__TRY IT__
Reply with each record repeated exactly.

SOURCE MATERIAL START

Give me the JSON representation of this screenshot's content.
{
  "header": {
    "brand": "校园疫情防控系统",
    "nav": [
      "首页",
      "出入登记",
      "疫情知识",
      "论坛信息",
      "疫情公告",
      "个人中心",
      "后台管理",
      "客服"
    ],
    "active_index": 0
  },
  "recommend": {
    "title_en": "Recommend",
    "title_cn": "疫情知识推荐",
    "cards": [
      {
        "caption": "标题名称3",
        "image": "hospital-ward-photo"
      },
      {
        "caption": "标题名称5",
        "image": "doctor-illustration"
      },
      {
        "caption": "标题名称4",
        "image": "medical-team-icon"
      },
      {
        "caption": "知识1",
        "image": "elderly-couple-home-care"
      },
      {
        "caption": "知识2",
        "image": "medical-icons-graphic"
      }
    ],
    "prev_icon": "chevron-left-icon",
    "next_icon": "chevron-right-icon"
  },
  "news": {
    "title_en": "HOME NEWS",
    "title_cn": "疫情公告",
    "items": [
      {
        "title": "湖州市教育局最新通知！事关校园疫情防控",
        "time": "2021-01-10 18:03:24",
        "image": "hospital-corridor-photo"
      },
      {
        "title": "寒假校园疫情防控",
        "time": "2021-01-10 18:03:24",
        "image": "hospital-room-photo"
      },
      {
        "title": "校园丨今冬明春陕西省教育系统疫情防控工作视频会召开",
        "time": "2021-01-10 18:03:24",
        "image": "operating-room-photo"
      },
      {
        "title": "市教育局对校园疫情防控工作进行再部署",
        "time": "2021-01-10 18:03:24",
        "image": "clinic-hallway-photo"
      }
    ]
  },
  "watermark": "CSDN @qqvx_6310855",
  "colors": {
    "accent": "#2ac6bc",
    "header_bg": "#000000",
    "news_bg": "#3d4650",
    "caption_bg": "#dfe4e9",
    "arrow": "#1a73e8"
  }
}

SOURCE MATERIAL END

__SOLUTION TO THIS EXERCISE__
Give me the JSON representation of this screenshot's content.
{
  "header": {
    "brand": "校园疫情防控系统",
    "nav": [
      "首页",
      "出入登记",
      "疫情知识",
      "论坛信息",
      "疫情公告",
      "个人中心",
      "后台管理",
      "客服"
    ],
    "active_index": 0
  },
  "recommend": {
    "title_en": "Recommend",
    "title_cn": "疫情知识推荐",
    "cards": [
      {
        "caption": "标题名称3",
        "image": "hospital-ward-photo"
      },
      {
        "caption": "标题名称5",
        "image": "doctor-illustration"
      },
      {
        "caption": "标题名称4",
        "image": "medical-team-icon"
      },
      {
        "caption": "知识1",
        "image": "elderly-couple-home-care"
      },
      {
        "caption": "知识2",
        "image": "medical-icons-graphic"
      }
    ],
    "prev_icon": "chevron-left-icon",
    "next_icon": "chevron-right-icon"
  },
  "news": {
    "title_en": "HOME NEWS",
    "title_cn": "疫情公告",
    "items": [
      {
        "title": "湖州市教育局最新通知！事关校园疫情防控",
        "time": "2021-01-10 18:03:24",
        "image": "hospital-corridor-photo"
      },
      {
        "title": "寒假校园疫情防控",
        "time": "2021-01-10 18:03:24",
        "image": "hospital-room-photo"
      },
      {
        "title": "校园丨今冬明春陕西省教育系统疫情防控工作视频会召开",
        "time": "2021-01-10 18:03:24",
        "image": "operating-room-photo"
      },
      {
        "title": "市教育局对校园疫情防控工作进行再部署",
        "time": "2021-01-10 18:03:24",
        "image": "clinic-hallway-photo"
      }
    ]
  },
  "watermark": "CSDN @qqvx_6310855",
  "colors": {
    "accent": "#2ac6bc",
    "header_bg": "#000000",
    "news_bg": "#3d4650",
    "caption_bg": "#dfe4e9",
    "arrow": "#1a73e8"
  }
}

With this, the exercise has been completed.